27 April 2010
A viewpoint paper entitled 'Accidental spills at sea - Risk, impact, mitigation and the need for co-ordinated post-incident monitoring' by Mark F. Kirby and Robin J. Law has been recently published online by Marine Pollution Bulletin.
The issues addressed are of direct relevance to post spill monitoring and impact assessment and the Premiam project is used as a case study of an appropriate approach.
It can be viewed in the publications section of this website or through Elseviers Marine Pollution Bulletin website.
A fully integrated and effective response to an oil or chemical spill at sea must include a well planned and executed post-incident assessment of environmental contamination and damage. While salvage, rescue and clean-up operations are generally well considered, including reviews and exercises, the expertise, resources, networks and logistical planning required to achieve prompt and effective post-spill impact assessment and monitoring are not generally well established.
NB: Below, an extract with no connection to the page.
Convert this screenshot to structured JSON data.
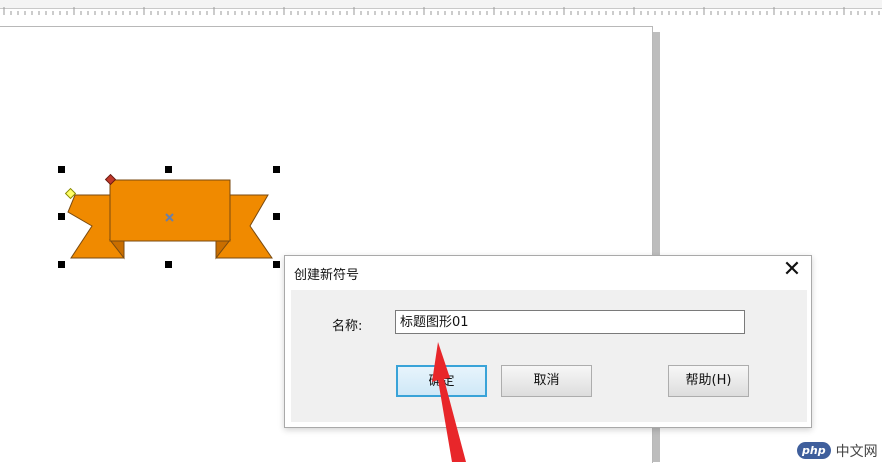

The arrangement and co-ordination of post-incident monitoring and impact assessment need to consider sampling design, biological effects, chemical analysis and collection/interpretation of expert local knowledge. This paper discusses the risks, impacts and mitigation options associated with accidental spills and considers the importance of pre-considered impact assessment and monitoring programmes in the wider response cycle. The PREMIAM (Pollution Response in Emergencies: Marine Impact Assessment and Monitoring; www.cefas.defra.gov.uk/premiam) project is considered as an example of an improved approach to the planning, co-ordination and conduct of post-incident monitoring.
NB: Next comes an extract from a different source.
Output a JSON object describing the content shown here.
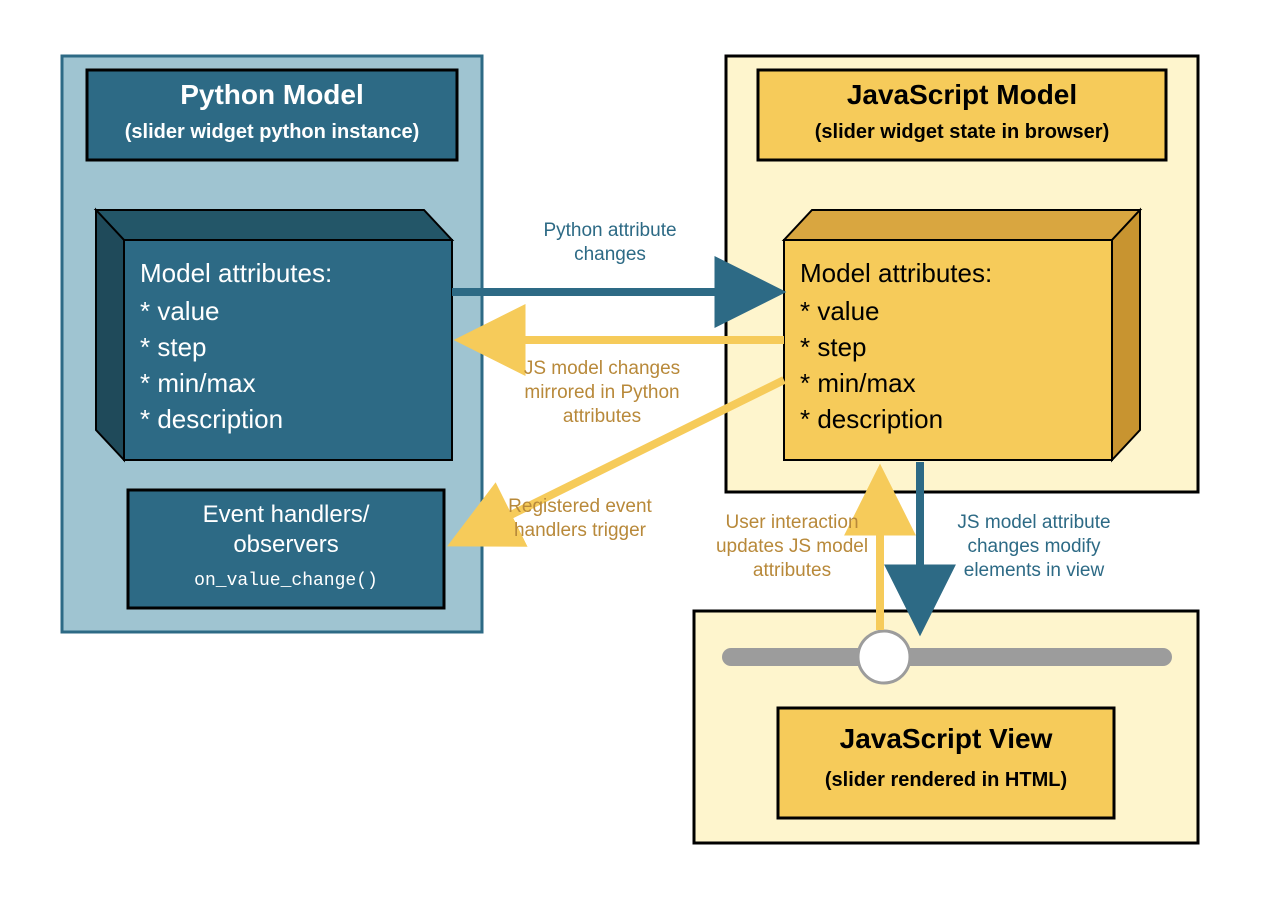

Please cite this article in press as: Kirby, M.F., Law, R.J. Accidental spills at sea - Risk, impact, mitigation and the need for co-ordinated post-incident monitoring. Mar. Pollut. Bull. (2010), doi:10.1016/j.marpolbul.2010.03.015